Far Infrared Irradiation for the Management, Control and Treatment of Frontotemporal Dementia
Recruitment status was: Active, not recruiting
|Pick Disease of the Brain||Radiation: Radiation: Far Infrared Radiation (5μm to 20μm wavelength)||Phase 1|
|Study Design:||Allocation: Non-Randomized
Intervention Model: Single Group Assignment
Masking: None (Open Label)
Primary Purpose: Treatment
|Official Title:||Phase 1 Study to Determine the Efficacy of Using Far Infrared Radiation for the Management, Control and Treatment of Frontotemporal Dementia (Pick's Disease)|
- Therapy for FTD patients [ Time Frame: 1 year ]
- Rehabilitation of FTD Patients [ Time Frame: 1 Year ]
|Study Start Date:||May 2008|
|Estimated Study Completion Date:||October 2009|
|Estimated Primary Completion Date:||May 2009 (Final data collection date for primary outcome measure)|
Radiation: Far Infrared Radiation (5μm to 20μm wavelength)
Radiation: Radiation: Far Infrared Radiation (5μm to 20μm wavelength)
Far Infrared Radiation (5μm to 20μm wavelength). Far Infrared radiation for 30 to 40 minutes per treatment session.
Other Name: Far Infrared Radiation (5μm to 20μm wavelength)
This disorder causes progressive destruction of nerve cells in the brain and causes tau proteins to accumulate into the "Pick bodies" that are a defining characteristic of the disease. Tau proteins are microtubule-associated proteins that are abundant in neurons in the central nervous system and are less common elsewhere.
Observations from our research studies indicate that, far infrared rays provide energy to the body, improve the autonomic functions of the nervous system, restore the functions of the endocrine system, strengthen the immune system, improve blood circulation and increase the level of oxygen in the cells and promote the regeneration of muscle cells, nerves and brain cells.
It is hereby postulated that irradiation using far infrared, with wavelength between 5 to 20 microns, of the central nervous system, the endocrine system and the whole body could prevent, control, manage or possibly lead to complete rehabilitation of people who have FTD.
Please refer to this study by its ClinicalTrials.gov identifier: NCT00674960

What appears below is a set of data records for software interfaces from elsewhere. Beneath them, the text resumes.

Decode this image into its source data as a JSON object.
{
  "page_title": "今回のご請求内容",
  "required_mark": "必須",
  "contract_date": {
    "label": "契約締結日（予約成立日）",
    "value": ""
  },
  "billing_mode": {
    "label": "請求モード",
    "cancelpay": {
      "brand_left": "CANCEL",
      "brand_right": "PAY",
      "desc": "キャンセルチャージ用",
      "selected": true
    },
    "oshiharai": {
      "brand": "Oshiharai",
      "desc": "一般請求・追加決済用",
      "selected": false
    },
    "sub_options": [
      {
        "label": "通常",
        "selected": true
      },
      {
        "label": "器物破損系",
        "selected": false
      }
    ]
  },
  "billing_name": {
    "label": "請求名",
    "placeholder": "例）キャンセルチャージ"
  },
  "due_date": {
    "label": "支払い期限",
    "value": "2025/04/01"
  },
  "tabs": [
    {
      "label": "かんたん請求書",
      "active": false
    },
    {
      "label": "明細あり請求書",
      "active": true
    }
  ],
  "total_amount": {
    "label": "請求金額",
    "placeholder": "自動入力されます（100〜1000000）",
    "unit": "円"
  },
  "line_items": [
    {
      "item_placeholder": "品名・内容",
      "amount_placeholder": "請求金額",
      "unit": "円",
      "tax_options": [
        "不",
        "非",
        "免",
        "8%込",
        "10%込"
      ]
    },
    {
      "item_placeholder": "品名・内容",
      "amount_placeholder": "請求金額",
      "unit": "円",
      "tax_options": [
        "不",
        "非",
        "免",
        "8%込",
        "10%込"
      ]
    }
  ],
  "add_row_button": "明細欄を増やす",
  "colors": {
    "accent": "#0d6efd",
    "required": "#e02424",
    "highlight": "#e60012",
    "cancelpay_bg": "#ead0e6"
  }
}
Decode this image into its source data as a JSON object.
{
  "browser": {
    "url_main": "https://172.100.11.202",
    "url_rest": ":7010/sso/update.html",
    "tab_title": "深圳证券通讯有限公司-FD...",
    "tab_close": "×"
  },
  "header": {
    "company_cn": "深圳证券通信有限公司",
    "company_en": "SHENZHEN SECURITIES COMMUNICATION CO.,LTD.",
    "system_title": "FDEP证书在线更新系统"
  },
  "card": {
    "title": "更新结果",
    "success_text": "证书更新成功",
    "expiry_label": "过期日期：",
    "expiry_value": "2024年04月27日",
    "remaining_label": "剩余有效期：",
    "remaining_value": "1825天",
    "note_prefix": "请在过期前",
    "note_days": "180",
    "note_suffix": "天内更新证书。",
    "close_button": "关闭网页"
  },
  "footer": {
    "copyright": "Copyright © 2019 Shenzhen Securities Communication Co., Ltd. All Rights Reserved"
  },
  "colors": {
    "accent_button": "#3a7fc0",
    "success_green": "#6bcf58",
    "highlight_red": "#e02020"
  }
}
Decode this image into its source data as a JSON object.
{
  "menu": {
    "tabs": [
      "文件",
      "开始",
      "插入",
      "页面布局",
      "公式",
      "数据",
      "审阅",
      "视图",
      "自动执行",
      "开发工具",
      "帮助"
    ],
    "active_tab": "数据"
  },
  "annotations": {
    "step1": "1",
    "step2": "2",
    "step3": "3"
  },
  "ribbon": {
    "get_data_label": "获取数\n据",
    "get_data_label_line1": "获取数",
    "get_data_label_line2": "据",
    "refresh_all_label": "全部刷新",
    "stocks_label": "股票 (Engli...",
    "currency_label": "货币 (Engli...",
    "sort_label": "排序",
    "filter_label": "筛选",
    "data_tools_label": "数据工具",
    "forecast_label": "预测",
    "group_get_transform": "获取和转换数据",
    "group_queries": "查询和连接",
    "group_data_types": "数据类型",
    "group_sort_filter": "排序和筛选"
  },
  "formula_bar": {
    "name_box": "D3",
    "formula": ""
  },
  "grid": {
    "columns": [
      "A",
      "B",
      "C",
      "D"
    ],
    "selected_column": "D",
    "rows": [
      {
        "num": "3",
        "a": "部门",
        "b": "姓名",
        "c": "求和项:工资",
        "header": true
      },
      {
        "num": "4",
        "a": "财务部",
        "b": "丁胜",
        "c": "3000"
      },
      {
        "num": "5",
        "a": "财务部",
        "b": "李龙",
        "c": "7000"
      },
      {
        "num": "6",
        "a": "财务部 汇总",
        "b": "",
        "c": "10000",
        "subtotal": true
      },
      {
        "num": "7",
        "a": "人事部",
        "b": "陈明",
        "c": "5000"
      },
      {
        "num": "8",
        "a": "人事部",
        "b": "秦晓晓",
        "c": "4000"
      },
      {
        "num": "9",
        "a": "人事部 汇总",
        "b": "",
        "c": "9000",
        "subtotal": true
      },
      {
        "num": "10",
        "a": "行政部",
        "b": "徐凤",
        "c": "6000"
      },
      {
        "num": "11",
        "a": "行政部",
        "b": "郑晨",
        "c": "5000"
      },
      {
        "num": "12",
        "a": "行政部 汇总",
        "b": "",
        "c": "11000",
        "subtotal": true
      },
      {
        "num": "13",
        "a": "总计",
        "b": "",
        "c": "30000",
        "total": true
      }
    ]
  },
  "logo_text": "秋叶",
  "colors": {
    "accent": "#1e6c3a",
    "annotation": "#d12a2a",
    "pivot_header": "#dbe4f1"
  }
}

|The Centre for Incurable Diseases|
|Toronto, Ontario, Canada, M4V 1L5|
|Principal Investigator:||Ken Nedd, M.D.||GAAD Medical Research Institute Inc.|